Work order> If a line in the data contains "true", copy it out.

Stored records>

━━━━━━━━━━

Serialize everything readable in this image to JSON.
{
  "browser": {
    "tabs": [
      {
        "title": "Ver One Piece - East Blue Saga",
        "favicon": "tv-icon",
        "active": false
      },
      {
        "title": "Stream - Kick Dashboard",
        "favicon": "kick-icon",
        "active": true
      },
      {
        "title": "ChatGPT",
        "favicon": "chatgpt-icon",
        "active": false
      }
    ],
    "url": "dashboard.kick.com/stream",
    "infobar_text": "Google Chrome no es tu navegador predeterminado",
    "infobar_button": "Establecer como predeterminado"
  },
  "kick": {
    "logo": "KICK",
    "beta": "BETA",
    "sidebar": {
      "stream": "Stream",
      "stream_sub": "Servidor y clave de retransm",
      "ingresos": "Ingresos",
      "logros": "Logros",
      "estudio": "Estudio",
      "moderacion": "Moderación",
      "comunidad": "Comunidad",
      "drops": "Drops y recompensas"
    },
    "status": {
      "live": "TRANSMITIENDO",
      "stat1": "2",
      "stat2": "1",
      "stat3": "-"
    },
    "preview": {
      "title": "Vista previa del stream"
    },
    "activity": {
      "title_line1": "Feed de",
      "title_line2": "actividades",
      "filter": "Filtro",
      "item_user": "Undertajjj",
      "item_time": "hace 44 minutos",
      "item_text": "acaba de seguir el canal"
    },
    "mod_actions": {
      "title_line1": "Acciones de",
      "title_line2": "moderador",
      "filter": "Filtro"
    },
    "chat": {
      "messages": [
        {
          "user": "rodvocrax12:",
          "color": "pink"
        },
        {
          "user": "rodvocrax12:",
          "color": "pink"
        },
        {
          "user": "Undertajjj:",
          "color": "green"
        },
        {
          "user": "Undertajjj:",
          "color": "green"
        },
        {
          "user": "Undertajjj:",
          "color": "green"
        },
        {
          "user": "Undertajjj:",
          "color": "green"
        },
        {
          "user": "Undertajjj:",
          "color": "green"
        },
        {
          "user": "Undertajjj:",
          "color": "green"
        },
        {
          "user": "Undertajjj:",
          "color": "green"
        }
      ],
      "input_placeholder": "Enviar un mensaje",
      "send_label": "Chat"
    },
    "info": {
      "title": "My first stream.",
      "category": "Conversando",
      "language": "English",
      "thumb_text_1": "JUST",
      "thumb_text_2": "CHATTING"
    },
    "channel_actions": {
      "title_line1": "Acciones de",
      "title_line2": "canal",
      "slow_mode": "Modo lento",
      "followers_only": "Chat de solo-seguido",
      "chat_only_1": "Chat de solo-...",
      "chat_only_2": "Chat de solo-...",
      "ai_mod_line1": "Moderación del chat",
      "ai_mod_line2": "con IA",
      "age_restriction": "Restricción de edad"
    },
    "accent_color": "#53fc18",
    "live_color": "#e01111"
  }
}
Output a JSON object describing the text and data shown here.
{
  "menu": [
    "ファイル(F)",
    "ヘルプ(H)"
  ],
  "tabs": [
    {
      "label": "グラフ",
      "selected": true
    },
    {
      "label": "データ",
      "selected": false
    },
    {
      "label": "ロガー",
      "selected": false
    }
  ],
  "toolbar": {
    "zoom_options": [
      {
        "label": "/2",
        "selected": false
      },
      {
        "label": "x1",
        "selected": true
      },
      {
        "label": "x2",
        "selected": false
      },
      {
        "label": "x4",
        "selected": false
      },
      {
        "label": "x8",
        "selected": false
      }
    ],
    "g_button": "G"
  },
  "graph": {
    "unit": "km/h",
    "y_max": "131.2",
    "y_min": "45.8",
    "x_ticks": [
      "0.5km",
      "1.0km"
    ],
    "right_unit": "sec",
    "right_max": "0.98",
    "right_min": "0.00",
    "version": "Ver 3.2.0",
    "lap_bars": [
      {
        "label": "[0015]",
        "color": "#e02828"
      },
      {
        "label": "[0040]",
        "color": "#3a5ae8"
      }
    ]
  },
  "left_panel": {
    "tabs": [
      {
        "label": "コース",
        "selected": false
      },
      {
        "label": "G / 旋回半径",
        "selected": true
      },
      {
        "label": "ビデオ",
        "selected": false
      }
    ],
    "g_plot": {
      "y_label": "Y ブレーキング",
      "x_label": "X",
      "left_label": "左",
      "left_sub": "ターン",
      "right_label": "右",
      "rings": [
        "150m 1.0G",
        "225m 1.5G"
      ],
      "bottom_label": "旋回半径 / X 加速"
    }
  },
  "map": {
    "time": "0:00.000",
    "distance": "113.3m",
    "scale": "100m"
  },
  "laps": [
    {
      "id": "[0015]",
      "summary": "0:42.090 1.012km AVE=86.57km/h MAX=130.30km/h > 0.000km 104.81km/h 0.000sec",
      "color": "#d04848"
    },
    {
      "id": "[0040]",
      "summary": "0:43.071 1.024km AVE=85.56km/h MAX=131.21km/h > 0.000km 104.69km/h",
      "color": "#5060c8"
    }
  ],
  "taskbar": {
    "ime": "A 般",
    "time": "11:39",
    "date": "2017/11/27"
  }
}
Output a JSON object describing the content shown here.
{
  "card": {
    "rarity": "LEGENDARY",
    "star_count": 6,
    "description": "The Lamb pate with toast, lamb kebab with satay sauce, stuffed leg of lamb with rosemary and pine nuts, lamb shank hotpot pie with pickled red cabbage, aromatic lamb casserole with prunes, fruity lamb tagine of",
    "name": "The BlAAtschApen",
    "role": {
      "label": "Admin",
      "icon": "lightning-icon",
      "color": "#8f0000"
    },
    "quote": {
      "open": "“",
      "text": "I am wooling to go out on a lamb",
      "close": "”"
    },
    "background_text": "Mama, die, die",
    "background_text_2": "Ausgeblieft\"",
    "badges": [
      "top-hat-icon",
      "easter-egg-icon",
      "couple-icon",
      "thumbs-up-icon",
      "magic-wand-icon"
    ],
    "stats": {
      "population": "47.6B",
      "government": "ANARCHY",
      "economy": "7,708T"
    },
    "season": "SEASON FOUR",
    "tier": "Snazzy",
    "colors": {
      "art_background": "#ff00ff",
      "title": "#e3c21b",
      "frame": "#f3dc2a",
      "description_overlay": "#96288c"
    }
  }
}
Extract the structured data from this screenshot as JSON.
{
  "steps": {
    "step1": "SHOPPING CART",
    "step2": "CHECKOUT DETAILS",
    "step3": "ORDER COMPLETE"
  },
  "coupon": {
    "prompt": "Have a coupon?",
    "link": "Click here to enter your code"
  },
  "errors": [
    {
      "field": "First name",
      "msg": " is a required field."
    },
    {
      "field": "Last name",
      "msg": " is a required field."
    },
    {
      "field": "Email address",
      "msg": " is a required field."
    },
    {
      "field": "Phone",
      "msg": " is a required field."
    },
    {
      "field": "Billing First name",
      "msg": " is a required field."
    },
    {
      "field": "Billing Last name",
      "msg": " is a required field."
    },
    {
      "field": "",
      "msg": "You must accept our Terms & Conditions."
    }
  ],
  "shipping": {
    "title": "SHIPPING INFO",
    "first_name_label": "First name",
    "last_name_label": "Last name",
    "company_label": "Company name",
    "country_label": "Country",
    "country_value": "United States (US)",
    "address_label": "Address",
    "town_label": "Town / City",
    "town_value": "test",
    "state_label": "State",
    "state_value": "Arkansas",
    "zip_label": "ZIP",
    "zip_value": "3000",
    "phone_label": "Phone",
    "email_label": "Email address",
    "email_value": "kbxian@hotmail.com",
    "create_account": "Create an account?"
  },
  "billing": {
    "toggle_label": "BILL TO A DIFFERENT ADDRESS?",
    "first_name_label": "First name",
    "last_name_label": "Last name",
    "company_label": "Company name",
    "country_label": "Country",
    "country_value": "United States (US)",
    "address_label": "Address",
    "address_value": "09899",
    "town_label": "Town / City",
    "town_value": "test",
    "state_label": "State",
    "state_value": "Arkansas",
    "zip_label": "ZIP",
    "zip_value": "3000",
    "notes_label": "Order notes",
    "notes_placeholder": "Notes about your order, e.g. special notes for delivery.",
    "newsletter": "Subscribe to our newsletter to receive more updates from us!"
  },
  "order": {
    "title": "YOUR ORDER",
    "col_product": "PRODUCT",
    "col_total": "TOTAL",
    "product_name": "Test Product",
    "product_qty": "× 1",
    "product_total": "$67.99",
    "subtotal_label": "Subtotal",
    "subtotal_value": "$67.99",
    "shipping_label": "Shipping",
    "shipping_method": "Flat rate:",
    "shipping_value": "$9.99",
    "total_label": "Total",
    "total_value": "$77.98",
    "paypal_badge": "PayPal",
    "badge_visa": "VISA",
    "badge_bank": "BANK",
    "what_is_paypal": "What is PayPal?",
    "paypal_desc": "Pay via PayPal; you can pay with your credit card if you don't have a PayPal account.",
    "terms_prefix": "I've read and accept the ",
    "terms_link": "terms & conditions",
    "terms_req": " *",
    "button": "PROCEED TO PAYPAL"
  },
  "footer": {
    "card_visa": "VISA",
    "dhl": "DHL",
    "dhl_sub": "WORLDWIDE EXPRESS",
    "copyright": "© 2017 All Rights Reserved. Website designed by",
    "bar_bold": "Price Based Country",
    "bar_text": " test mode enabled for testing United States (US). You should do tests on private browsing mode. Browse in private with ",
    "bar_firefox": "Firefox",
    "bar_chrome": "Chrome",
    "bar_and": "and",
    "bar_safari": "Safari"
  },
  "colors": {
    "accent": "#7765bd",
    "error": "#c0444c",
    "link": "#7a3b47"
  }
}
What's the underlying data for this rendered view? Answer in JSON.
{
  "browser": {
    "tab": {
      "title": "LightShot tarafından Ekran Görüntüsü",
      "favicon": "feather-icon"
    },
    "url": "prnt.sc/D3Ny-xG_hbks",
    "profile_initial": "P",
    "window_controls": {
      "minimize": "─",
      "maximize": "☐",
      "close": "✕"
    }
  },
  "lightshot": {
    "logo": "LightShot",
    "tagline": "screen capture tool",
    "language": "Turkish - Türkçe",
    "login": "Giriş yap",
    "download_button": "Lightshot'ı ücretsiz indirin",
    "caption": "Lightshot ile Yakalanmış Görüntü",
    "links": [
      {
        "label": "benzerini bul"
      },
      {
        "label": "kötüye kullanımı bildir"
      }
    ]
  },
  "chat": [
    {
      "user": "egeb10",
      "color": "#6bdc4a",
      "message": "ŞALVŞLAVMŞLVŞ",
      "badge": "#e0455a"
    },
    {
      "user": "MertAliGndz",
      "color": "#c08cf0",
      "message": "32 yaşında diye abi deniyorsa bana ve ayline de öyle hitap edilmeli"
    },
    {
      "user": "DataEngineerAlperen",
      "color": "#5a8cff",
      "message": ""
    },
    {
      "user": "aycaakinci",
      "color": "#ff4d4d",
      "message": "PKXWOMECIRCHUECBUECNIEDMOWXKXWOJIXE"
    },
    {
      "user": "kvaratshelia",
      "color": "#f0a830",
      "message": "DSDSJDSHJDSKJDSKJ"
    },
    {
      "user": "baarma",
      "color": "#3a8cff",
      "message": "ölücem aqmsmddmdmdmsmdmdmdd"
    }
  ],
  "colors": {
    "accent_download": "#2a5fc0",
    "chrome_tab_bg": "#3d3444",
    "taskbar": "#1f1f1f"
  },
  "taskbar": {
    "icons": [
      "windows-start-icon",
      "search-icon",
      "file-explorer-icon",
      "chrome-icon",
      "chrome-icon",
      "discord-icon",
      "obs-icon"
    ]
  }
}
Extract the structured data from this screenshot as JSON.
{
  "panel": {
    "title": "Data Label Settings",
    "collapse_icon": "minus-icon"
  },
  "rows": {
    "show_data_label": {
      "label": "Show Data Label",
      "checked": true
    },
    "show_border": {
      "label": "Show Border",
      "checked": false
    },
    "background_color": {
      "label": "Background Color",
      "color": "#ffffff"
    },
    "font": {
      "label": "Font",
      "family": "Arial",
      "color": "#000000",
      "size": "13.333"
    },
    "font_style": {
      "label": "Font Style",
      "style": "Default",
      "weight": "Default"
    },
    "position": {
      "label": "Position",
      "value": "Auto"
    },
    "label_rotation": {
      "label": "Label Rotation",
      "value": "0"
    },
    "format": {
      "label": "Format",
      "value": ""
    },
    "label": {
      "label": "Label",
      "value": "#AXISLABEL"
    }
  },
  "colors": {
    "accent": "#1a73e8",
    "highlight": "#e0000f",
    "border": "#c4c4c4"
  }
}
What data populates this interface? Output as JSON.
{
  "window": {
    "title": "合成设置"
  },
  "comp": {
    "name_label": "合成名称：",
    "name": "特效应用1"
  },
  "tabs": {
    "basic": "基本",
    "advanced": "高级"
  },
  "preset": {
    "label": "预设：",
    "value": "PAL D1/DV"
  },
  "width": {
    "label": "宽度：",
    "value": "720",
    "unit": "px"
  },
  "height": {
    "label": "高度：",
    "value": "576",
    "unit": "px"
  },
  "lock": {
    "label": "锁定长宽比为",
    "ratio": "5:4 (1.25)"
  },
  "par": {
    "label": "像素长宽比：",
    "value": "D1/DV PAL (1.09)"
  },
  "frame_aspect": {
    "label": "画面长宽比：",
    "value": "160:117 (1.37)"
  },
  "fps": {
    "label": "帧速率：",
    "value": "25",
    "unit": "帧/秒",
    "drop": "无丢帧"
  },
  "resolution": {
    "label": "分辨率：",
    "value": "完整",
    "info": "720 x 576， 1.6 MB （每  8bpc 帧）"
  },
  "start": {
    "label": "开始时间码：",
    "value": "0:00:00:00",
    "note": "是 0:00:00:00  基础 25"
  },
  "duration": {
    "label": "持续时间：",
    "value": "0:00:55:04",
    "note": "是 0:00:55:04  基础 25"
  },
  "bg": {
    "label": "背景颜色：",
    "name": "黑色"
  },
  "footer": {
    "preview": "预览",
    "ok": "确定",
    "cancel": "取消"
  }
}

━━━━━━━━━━

Solution to the exercise>
        "active": true
      "selected": true
        "selected": true
        "selected": true
      "checked": true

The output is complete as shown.